Items from a dataset

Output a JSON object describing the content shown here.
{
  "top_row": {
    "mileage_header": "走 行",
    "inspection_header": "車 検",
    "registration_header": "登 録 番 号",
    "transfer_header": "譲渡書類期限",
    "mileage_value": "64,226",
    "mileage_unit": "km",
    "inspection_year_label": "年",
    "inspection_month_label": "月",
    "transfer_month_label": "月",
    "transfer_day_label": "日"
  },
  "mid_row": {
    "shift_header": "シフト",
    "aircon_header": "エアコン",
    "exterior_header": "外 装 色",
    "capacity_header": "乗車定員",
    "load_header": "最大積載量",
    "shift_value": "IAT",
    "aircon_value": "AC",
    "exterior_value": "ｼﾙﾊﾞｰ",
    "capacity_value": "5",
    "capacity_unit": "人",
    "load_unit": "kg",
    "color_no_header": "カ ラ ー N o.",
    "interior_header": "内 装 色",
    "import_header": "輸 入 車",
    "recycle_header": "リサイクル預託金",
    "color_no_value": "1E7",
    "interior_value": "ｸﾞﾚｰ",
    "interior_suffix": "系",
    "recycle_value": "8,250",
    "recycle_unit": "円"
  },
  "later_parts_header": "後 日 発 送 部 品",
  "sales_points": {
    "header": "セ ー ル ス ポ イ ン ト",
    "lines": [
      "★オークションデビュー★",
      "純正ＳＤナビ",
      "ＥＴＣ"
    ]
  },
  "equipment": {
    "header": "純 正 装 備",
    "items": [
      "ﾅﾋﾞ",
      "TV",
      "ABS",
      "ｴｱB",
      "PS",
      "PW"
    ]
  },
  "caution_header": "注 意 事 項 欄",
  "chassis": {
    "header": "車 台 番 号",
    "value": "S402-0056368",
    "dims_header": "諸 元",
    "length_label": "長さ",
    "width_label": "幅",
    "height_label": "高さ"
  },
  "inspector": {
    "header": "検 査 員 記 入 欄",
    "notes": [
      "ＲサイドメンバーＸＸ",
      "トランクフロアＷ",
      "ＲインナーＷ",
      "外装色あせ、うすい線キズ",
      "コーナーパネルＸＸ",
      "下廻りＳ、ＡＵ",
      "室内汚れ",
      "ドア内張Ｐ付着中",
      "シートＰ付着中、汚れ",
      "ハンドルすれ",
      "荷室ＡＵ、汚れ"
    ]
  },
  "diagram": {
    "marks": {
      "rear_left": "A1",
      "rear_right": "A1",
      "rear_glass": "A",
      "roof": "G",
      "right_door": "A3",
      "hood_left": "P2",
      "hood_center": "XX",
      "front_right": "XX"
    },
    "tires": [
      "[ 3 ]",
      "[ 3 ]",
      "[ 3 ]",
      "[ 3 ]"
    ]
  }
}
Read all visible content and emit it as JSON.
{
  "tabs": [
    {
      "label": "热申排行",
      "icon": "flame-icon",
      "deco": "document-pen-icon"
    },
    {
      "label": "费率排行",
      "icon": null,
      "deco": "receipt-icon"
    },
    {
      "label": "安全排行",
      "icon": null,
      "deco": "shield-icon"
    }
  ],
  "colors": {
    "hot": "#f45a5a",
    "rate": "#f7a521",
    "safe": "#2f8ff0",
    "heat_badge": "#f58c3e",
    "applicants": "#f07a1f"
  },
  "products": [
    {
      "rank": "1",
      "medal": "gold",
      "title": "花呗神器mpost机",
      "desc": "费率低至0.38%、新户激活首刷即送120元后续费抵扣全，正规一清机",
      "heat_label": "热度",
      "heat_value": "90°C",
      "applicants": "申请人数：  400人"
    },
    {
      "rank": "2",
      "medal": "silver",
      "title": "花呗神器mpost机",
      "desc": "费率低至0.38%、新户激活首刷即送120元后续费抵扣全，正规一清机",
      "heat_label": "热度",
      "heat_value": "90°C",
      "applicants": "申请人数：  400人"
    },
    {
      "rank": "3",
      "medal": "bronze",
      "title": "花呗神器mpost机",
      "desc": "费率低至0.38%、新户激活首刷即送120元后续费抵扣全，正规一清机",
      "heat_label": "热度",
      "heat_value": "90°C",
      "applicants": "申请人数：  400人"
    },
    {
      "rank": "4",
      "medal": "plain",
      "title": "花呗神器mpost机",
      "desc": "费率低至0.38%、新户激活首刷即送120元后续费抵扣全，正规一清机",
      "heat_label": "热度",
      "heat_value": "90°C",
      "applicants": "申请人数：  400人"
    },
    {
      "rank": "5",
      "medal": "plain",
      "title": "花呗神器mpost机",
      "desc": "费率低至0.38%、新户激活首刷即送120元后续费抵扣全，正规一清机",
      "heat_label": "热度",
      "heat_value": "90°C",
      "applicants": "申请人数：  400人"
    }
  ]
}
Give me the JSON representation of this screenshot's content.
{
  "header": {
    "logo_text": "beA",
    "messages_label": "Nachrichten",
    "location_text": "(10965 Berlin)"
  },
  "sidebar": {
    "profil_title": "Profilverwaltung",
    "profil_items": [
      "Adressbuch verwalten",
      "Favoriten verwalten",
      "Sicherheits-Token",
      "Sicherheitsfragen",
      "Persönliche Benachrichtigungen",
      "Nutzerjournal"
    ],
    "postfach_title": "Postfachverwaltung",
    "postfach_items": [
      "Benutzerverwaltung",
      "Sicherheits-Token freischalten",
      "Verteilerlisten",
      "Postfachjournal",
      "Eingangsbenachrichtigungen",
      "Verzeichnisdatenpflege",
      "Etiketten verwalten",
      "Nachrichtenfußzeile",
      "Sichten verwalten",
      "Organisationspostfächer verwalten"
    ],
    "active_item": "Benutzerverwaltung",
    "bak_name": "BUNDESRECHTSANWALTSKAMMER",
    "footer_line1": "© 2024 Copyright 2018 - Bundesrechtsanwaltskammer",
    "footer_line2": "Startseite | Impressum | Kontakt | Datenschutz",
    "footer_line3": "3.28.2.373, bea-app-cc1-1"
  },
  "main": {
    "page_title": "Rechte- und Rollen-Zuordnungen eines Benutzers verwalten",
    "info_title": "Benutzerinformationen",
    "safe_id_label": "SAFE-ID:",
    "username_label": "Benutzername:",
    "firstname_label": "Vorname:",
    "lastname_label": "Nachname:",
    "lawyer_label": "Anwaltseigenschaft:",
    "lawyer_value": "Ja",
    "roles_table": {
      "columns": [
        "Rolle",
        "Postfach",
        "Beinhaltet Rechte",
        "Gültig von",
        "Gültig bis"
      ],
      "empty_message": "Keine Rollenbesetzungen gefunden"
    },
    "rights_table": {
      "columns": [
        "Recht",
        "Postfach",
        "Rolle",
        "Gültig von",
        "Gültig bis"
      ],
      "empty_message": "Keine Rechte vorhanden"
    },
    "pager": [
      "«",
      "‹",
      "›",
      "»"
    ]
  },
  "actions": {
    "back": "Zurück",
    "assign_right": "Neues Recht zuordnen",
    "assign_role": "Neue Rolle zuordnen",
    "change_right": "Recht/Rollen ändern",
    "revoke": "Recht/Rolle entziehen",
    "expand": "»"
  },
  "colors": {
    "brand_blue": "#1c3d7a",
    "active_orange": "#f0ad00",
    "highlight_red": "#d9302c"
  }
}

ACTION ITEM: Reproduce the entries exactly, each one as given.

EXERCISE OUTPUT:
Output a JSON object describing the content shown here.
{
  "top_row": {
    "mileage_header": "走 行",
    "inspection_header": "車 検",
    "registration_header": "登 録 番 号",
    "transfer_header": "譲渡書類期限",
    "mileage_value": "64,226",
    "mileage_unit": "km",
    "inspection_year_label": "年",
    "inspection_month_label": "月",
    "transfer_month_label": "月",
    "transfer_day_label": "日"
  },
  "mid_row": {
    "shift_header": "シフト",
    "aircon_header": "エアコン",
    "exterior_header": "外 装 色",
    "capacity_header": "乗車定員",
    "load_header": "最大積載量",
    "shift_value": "IAT",
    "aircon_value": "AC",
    "exterior_value": "ｼﾙﾊﾞｰ",
    "capacity_value": "5",
    "capacity_unit": "人",
    "load_unit": "kg",
    "color_no_header": "カ ラ ー N o.",
    "interior_header": "内 装 色",
    "import_header": "輸 入 車",
    "recycle_header": "リサイクル預託金",
    "color_no_value": "1E7",
    "interior_value": "ｸﾞﾚｰ",
    "interior_suffix": "系",
    "recycle_value": "8,250",
    "recycle_unit": "円"
  },
  "later_parts_header": "後 日 発 送 部 品",
  "sales_points": {
    "header": "セ ー ル ス ポ イ ン ト",
    "lines": [
      "★オークションデビュー★",
      "純正ＳＤナビ",
      "ＥＴＣ"
    ]
  },
  "equipment": {
    "header": "純 正 装 備",
    "items": [
      "ﾅﾋﾞ",
      "TV",
      "ABS",
      "ｴｱB",
      "PS",
      "PW"
    ]
  },
  "caution_header": "注 意 事 項 欄",
  "chassis": {
    "header": "車 台 番 号",
    "value": "S402-0056368",
    "dims_header": "諸 元",
    "length_label": "長さ",
    "width_label": "幅",
    "height_label": "高さ"
  },
  "inspector": {
    "header": "検 査 員 記 入 欄",
    "notes": [
      "ＲサイドメンバーＸＸ",
      "トランクフロアＷ",
      "ＲインナーＷ",
      "外装色あせ、うすい線キズ",
      "コーナーパネルＸＸ",
      "下廻りＳ、ＡＵ",
      "室内汚れ",
      "ドア内張Ｐ付着中",
      "シートＰ付着中、汚れ",
      "ハンドルすれ",
      "荷室ＡＵ、汚れ"
    ]
  },
  "diagram": {
    "marks": {
      "rear_left": "A1",
      "rear_right": "A1",
      "rear_glass": "A",
      "roof": "G",
      "right_door": "A3",
      "hood_left": "P2",
      "hood_center": "XX",
      "front_right": "XX"
    },
    "tires": [
      "[ 3 ]",
      "[ 3 ]",
      "[ 3 ]",
      "[ 3 ]"
    ]
  }
}
Read all visible content and emit it as JSON.
{
  "tabs": [
    {
      "label": "热申排行",
      "icon": "flame-icon",
      "deco": "document-pen-icon"
    },
    {
      "label": "费率排行",
      "icon": null,
      "deco": "receipt-icon"
    },
    {
      "label": "安全排行",
      "icon": null,
      "deco": "shield-icon"
    }
  ],
  "colors": {
    "hot": "#f45a5a",
    "rate": "#f7a521",
    "safe": "#2f8ff0",
    "heat_badge": "#f58c3e",
    "applicants": "#f07a1f"
  },
  "products": [
    {
      "rank": "1",
      "medal": "gold",
      "title": "花呗神器mpost机",
      "desc": "费率低至0.38%、新户激活首刷即送120元后续费抵扣全，正规一清机",
      "heat_label": "热度",
      "heat_value": "90°C",
      "applicants": "申请人数：  400人"
    },
    {
      "rank": "2",
      "medal": "silver",
      "title": "花呗神器mpost机",
      "desc": "费率低至0.38%、新户激活首刷即送120元后续费抵扣全，正规一清机",
      "heat_label": "热度",
      "heat_value": "90°C",
      "applicants": "申请人数：  400人"
    },
    {
      "rank": "3",
      "medal": "bronze",
      "title": "花呗神器mpost机",
      "desc": "费率低至0.38%、新户激活首刷即送120元后续费抵扣全，正规一清机",
      "heat_label": "热度",
      "heat_value": "90°C",
      "applicants": "申请人数：  400人"
    },
    {
      "rank": "4",
      "medal": "plain",
      "title": "花呗神器mpost机",
      "desc": "费率低至0.38%、新户激活首刷即送120元后续费抵扣全，正规一清机",
      "heat_label": "热度",
      "heat_value": "90°C",
      "applicants": "申请人数：  400人"
    },
    {
      "rank": "5",
      "medal": "plain",
      "title": "花呗神器mpost机",
      "desc": "费率低至0.38%、新户激活首刷即送120元后续费抵扣全，正规一清机",
      "heat_label": "热度",
      "heat_value": "90°C",
      "applicants": "申请人数：  400人"
    }
  ]
}
Give me the JSON representation of this screenshot's content.
{
  "header": {
    "logo_text": "beA",
    "messages_label": "Nachrichten",
    "location_text": "(10965 Berlin)"
  },
  "sidebar": {
    "profil_title": "Profilverwaltung",
    "profil_items": [
      "Adressbuch verwalten",
      "Favoriten verwalten",
      "Sicherheits-Token",
      "Sicherheitsfragen",
      "Persönliche Benachrichtigungen",
      "Nutzerjournal"
    ],
    "postfach_title": "Postfachverwaltung",
    "postfach_items": [
      "Benutzerverwaltung",
      "Sicherheits-Token freischalten",
      "Verteilerlisten",
      "Postfachjournal",
      "Eingangsbenachrichtigungen",
      "Verzeichnisdatenpflege",
      "Etiketten verwalten",
      "Nachrichtenfußzeile",
      "Sichten verwalten",
      "Organisationspostfächer verwalten"
    ],
    "active_item": "Benutzerverwaltung",
    "bak_name": "BUNDESRECHTSANWALTSKAMMER",
    "footer_line1": "© 2024 Copyright 2018 - Bundesrechtsanwaltskammer",
    "footer_line2": "Startseite | Impressum | Kontakt | Datenschutz",
    "footer_line3": "3.28.2.373, bea-app-cc1-1"
  },
  "main": {
    "page_title": "Rechte- und Rollen-Zuordnungen eines Benutzers verwalten",
    "info_title": "Benutzerinformationen",
    "safe_id_label": "SAFE-ID:",
    "username_label": "Benutzername:",
    "firstname_label": "Vorname:",
    "lastname_label": "Nachname:",
    "lawyer_label": "Anwaltseigenschaft:",
    "lawyer_value": "Ja",
    "roles_table": {
      "columns": [
        "Rolle",
        "Postfach",
        "Beinhaltet Rechte",
        "Gültig von",
        "Gültig bis"
      ],
      "empty_message": "Keine Rollenbesetzungen gefunden"
    },
    "rights_table": {
      "columns": [
        "Recht",
        "Postfach",
        "Rolle",
        "Gültig von",
        "Gültig bis"
      ],
      "empty_message": "Keine Rechte vorhanden"
    },
    "pager": [
      "«",
      "‹",
      "›",
      "»"
    ]
  },
  "actions": {
    "back": "Zurück",
    "assign_right": "Neues Recht zuordnen",
    "assign_role": "Neue Rolle zuordnen",
    "change_right": "Recht/Rollen ändern",
    "revoke": "Recht/Rolle entziehen",
    "expand": "»"
  },
  "colors": {
    "brand_blue": "#1c3d7a",
    "active_orange": "#f0ad00",
    "highlight_red": "#d9302c"
  }
}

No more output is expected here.